Celebrate and be grateful
Celebrating is one of the most important things we can do and it’s also something that many of us overlook. It releases endorphines and makes us feel good. Causes for celebration come in all shapes and sizes. If you’re Roger Federer or Novak Djokovitch, celebration might come from a fabulous shot, although winning an Open might be cause for even greater delight. If you’ve read my book, you’ll know that there’s a story in every chapter. In Chapter 6, the story goes like this …
Many years ago, I was lucky enough to have Eric Jensen as my teacher. The speciality of Jensen Learning is the integration of brain research into practical, user-friendly teaching strategies.
During the course on Advanced Accelerated Learning, he sent us all out in pairs for a walk around the grounds at the course venue. He told us to discuss three things with each other while we were on our walk. G, L and P.
G – first of all he asked us to tell each other what we were Grateful for in our lives. He suggested that we thought of heaps of things and encouraged each other to come up with more and more reasons to be grateful.
L – secondly, he asked us to talk about what we’d Learned, not necessarily on the course so far, but also generally. Again he suggested that we encourage each other. In doing so, many more memories came to the surface as we questioned each other and listened to each other’s ideas.
P – finally, he asked us to tell each other what we Promised ourselves for our future, both immediate and further ahead. Once more, by talking about our promises with someone else, we became clearer about what could be achieved.
The outcome of this learning for me was to introduce this discipline into every day of my life. On waking, GLP is my first thought each day. It’s so powerful that it soon dispels any limiting thoughts. And what’s more, there’s nothing like the P to make me jump out of bed to start on my Promise.

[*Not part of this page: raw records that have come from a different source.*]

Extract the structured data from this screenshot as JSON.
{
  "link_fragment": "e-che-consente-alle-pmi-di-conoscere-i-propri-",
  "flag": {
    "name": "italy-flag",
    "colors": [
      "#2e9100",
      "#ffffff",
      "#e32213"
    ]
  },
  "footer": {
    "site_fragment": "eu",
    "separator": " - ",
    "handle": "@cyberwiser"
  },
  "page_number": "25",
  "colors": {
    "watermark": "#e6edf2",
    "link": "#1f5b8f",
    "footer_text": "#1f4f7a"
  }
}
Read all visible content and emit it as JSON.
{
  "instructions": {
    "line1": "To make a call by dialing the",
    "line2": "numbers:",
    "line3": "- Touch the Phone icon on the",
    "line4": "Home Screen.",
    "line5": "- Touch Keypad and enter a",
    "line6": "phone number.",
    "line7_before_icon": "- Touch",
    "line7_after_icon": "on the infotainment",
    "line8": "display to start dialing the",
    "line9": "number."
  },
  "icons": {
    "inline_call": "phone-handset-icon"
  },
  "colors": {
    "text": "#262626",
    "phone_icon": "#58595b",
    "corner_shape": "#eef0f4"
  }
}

I had cause to be Grateful today. I received an email from someone who has read my book. Not only has she read it but she decided to put some of the ideas into practice. Here’s what she said:
'We received a copy of your book a few months ago. I decided to read it all the way through first, then go back to the start, taking more time writing down planning notes of ideas and dreams.
'You may be interested to know that I have already had some success at making my thoughts count! Recently my husband and I were flying to Christchurch from New Plymouth Airport and I was reading your book (chapter 11) during the flight. There was some turbulence, which usually bothers me. I tense up and feel very insecure.
'You mention in your book that when you want something to happen, you concentrate on the thing you want and wholeheartedly believe that it will happen. So I decided to put that idea into practice by imagining us landing smoothly at Christchurch Airport and walking into the terminal to collect our bags.
'Like you I have had success in the past with praying for a car park right outside the building I have to go to and that has worked for me, so I thought, why not try this? Well, it worked for me in such a way that I was able to chat with my husband, look out the window and relax. The same thing happened on our return journey when our entry into Taranaki airspace was even more turbulent. I was able to relax, even feeling quite jubilant!
'I wish that I had read this book when I was in my 30s and would like to give my two adult children the opportunity to do so now. So for that reason I would like to purchase two copies to give as gifts to them. They have young families and face all the obstacles that life presents to them. I’m sure they will benefit from the advice given in the book and be encouraged to achieve their dreams.'
I’ll know what to be Grateful for when I jump out of bed tomorrow morning. That there’s a mother ‘out there’ who knows the power of her mind and wants to make sure that her children learn about it when they have so much living ahead of them.